The rooms are small and modern (though ample for our needs) but the downstairs area has all the feel of an old Victorian-style house. The sitting room in particular was fun:  a royal purple paint on the walls and lots of fun paintings hanging in ornate frames. There is even a small private bar for guests! We felt very distinguished sipping gin and tonics in JE Millais’ living room after a long day of exploration.

Trafalgar Square

Our first stop, after dropping our bags at the Arosfa, was the National Portrait Gallery. Attached to the National Gallery off of Trafalgar Square, the Portrait Gallery is a massive collection of portraits (mostly) from the history of Britain. In it are such famous pieces as the original Shakespeare, the Arnolfini (Wedding) Portrait, Queen Elizabeth I, and many others. A few hours would be enough to get you all the way through the museum, but it is so full of priceless works of art that you could easily spend a day there.

This Washington statue has a twin in front of our State House in SC!

Outside of the gallery we saw something that we had not noticed on previous trips: a bronze cast of the very same statue that stands on the steps of the State House in Columbia, SC! It was like meeting an old friend.

Striking a noble pose while sipping coffee in a church vault.

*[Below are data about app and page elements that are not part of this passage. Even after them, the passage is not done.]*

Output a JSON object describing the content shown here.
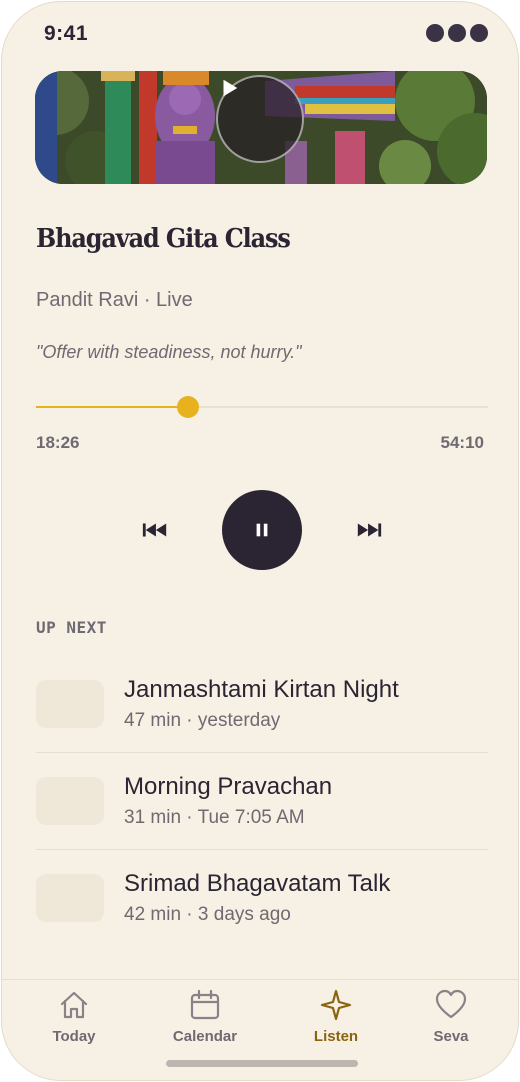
{
  "status_bar": {
    "time": "9:41"
  },
  "now_playing": {
    "title": "Bhagavad Gita Class",
    "subtitle": "Pandit Ravi · Live",
    "quote": "\"Offer with steadiness, not hurry.\"",
    "progress": 0.336,
    "elapsed": "18:26",
    "total": "54:10"
  },
  "queue": {
    "label": "UP NEXT",
    "items": [
      {
        "title": "Janmashtami Kirtan Night",
        "meta": "47 min · yesterday"
      },
      {
        "title": "Morning Pravachan",
        "meta": "31 min · Tue 7:05 AM"
      },
      {
        "title": "Srimad Bhagavatam Talk",
        "meta": "42 min · 3 days ago"
      }
    ]
  },
  "tabs": [
    {
      "label": "Today",
      "icon": "home-icon"
    },
    {
      "label": "Calendar",
      "icon": "calendar-icon"
    },
    {
      "label": "Listen",
      "icon": "sparkle-icon",
      "active": true
    },
    {
      "label": "Seva",
      "icon": "heart-icon"
    }
  ],
  "colors": {
    "background": "#f7f0e4",
    "accent": "#e8b21c",
    "active_tab": "#8a6410",
    "ink": "#2b2433"
  }
}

We took lunch right across the street in the cafe in the vaults of St. Martin-in-the-Fields church. It was definitely an interesting setting, but the food was inexpensive and delicious! I had a big bowl of warm soup – in my view one of England’s best culinary successes is their excellent soup.

The next day we visited the British Museum after breakfast, and marveled at the beautiful Elgin Marbles, and the ancient Greek, Persian, and Egyptian ruins. It, like the National Gallery and National Portrait Gallery, had free admission! They have a five pound suggested donation, but it hands-down beats the expensive Parisian museum prices! (Rule Britannia!)

My favorite display was the Sutton Hoo ship burial – one of the most important early medieval excavations. I find it amazing to view the physical artifacts that have been illustrations in so many of my history books.

We were able to do a fair amount of walking about London during our 36-hour tour of London, and it was delightful to stumble unexpectedly on places we had heard of in books or seen in movies, like the London Horse Guards Parade Grounds.

All in all, though short, our time spent in London was lovely. It is a large, and somewhat spread-out city, so planning ahead of time is essential. The nice thing is, there are wonderful spots in almost every area of the city! So wherever you are, you’re bound to be near some amazing artifact of national and historical importance.

Just avoid Camden Town… but that’s a story for another day. 😉